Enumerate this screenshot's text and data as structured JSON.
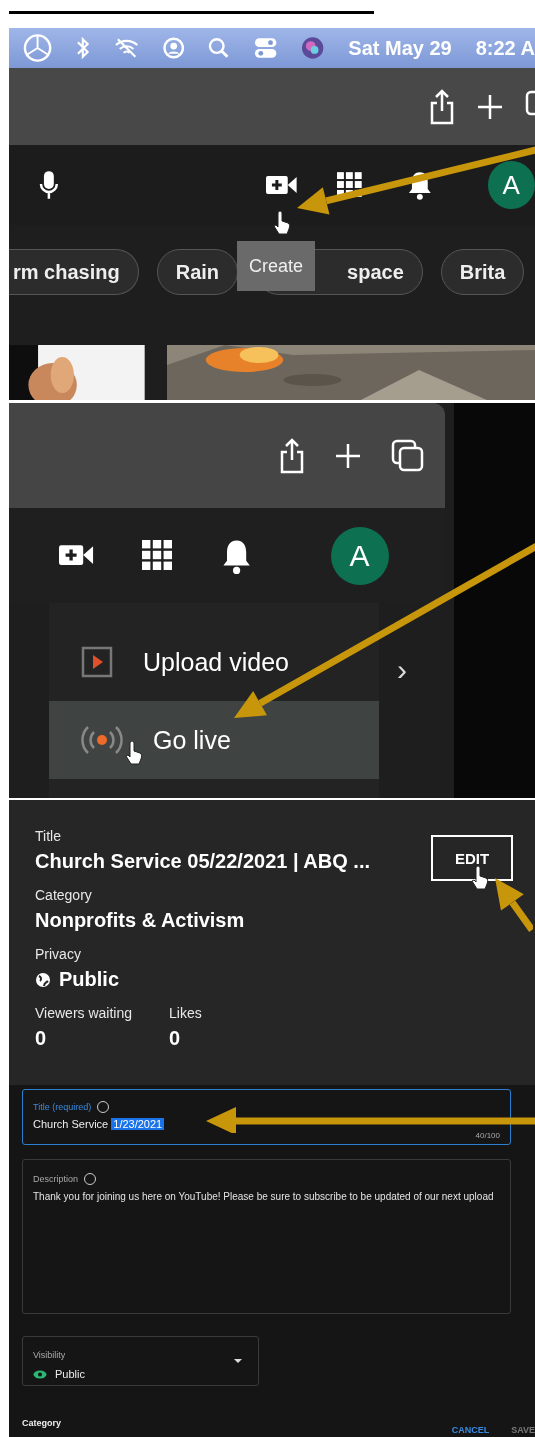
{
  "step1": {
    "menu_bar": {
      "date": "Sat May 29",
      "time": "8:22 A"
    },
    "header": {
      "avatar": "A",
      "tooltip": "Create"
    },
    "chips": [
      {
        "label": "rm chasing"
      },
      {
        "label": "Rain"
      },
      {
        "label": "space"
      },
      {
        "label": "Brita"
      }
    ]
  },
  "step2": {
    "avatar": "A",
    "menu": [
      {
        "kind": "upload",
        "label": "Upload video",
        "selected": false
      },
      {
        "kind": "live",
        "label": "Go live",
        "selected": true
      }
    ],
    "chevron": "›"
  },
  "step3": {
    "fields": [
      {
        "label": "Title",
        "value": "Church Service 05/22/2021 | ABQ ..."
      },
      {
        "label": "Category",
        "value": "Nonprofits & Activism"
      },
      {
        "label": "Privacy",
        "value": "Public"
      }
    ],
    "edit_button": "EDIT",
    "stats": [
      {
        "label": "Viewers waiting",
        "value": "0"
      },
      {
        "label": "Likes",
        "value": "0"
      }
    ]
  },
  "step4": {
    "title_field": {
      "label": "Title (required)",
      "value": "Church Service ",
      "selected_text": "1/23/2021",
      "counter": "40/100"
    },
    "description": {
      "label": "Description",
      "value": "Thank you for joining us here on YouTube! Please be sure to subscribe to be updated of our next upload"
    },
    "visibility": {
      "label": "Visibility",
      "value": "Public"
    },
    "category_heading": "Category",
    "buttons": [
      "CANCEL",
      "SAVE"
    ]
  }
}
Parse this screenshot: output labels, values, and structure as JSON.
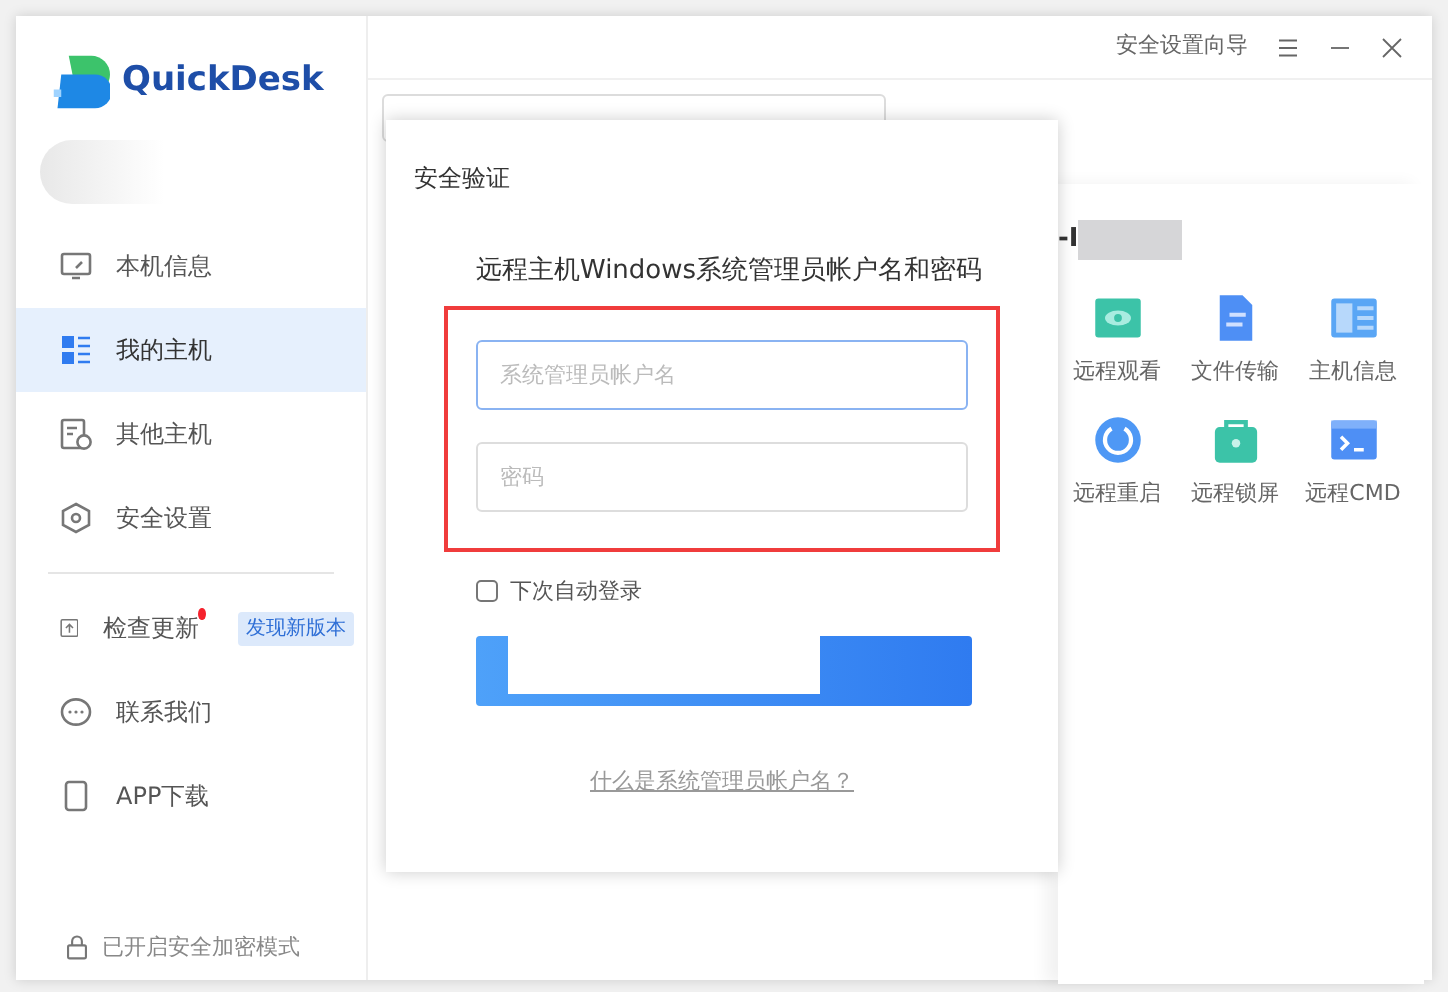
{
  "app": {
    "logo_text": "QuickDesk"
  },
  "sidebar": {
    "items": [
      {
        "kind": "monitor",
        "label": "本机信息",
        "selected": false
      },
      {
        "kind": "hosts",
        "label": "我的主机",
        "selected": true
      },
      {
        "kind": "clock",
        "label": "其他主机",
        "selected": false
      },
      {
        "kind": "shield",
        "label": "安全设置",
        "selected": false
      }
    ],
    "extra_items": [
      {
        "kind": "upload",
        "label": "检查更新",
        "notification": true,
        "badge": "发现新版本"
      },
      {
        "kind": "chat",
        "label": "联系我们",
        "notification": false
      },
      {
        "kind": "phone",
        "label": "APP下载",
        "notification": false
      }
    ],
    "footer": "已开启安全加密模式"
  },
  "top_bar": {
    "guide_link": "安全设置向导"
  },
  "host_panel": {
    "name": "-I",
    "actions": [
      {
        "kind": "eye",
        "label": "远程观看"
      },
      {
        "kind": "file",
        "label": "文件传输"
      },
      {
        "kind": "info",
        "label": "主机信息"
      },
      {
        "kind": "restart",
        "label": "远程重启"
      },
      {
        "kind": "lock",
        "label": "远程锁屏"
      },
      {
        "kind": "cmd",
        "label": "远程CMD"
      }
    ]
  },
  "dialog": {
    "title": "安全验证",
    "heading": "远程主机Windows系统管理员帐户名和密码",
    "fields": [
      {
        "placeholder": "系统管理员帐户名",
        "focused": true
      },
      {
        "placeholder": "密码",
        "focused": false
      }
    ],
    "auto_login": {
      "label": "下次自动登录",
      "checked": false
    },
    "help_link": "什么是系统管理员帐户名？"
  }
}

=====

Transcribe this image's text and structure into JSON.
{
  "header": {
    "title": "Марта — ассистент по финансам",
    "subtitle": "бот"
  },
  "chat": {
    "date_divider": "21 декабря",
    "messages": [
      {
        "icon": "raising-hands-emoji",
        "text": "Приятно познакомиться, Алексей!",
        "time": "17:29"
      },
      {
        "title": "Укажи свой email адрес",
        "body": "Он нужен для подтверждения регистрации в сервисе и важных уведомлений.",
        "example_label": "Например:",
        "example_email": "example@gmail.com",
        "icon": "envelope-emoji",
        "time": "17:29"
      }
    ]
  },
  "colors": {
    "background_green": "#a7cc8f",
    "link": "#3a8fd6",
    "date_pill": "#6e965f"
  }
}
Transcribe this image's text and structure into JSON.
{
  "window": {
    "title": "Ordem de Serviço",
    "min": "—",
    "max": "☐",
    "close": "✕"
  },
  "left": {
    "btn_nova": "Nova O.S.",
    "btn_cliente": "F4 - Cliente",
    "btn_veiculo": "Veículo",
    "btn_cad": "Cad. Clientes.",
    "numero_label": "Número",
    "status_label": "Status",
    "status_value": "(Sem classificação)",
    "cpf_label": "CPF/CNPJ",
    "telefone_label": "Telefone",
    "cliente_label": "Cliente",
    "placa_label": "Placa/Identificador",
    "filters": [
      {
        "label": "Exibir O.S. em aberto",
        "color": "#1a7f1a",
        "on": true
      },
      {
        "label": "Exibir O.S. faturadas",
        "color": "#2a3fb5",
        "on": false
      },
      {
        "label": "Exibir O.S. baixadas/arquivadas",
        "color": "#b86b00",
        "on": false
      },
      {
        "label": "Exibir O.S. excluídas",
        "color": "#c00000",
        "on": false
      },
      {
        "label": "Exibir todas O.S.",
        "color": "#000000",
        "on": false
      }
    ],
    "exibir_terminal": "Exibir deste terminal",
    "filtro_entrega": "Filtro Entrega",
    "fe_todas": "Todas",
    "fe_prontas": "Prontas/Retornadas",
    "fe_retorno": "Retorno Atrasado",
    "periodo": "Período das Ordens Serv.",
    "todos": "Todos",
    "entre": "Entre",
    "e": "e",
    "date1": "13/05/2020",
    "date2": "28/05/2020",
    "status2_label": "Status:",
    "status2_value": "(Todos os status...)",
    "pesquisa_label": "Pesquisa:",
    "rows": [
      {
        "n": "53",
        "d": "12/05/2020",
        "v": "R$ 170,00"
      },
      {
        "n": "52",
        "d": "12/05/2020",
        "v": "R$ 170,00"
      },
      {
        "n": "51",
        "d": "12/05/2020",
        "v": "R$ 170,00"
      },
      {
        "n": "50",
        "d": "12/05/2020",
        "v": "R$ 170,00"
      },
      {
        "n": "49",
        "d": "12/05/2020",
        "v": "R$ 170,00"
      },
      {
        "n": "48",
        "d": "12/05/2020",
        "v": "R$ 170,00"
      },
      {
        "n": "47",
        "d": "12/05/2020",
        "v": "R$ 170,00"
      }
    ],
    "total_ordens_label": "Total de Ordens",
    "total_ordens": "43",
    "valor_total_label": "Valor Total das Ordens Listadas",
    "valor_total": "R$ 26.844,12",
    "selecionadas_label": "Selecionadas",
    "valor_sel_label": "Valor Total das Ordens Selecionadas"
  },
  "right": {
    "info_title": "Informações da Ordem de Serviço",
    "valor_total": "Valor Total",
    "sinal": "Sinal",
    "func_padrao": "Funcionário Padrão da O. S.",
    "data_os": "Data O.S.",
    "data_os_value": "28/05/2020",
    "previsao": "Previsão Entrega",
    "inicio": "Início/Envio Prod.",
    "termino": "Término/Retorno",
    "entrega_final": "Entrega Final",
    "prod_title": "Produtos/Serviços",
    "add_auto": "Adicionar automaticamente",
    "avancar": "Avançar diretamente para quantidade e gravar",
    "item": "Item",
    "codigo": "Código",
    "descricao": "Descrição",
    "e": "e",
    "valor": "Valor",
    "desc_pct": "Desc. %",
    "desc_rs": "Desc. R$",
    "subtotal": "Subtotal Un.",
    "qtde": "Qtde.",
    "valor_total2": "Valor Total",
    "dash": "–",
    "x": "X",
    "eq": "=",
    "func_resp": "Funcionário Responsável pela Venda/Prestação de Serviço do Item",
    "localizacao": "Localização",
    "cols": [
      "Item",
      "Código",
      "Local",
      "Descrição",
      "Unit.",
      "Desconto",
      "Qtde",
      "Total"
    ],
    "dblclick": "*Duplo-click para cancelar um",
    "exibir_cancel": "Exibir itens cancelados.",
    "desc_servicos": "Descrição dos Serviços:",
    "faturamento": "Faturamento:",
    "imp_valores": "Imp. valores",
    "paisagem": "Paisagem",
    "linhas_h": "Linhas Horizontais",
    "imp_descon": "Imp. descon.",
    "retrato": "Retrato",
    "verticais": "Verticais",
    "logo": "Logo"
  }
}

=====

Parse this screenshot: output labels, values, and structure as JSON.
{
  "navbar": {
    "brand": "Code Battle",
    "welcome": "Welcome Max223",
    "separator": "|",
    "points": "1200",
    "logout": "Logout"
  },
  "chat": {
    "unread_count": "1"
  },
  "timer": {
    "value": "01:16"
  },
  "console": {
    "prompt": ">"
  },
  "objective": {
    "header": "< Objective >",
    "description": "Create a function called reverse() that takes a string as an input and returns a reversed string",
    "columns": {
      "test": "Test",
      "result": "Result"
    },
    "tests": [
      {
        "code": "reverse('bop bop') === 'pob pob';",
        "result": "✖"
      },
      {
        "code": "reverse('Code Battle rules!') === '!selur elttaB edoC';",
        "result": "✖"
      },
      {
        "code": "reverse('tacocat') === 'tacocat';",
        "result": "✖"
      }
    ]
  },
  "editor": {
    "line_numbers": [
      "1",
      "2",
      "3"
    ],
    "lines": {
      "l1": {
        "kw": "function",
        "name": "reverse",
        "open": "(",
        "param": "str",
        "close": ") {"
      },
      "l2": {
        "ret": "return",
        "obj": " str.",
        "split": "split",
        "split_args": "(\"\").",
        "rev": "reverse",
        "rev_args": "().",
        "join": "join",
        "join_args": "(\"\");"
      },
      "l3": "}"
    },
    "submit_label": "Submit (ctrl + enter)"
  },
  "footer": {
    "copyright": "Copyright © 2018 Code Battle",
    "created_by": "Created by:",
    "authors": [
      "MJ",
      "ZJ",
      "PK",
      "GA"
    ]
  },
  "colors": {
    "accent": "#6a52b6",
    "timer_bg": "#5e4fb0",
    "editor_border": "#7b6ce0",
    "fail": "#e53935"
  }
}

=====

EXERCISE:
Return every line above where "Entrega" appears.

SOLUTION:
    "filtro_entrega": "Filtro Entrega",
    "previsao": "Previsão Entrega",
    "entrega_final": "Entrega Final",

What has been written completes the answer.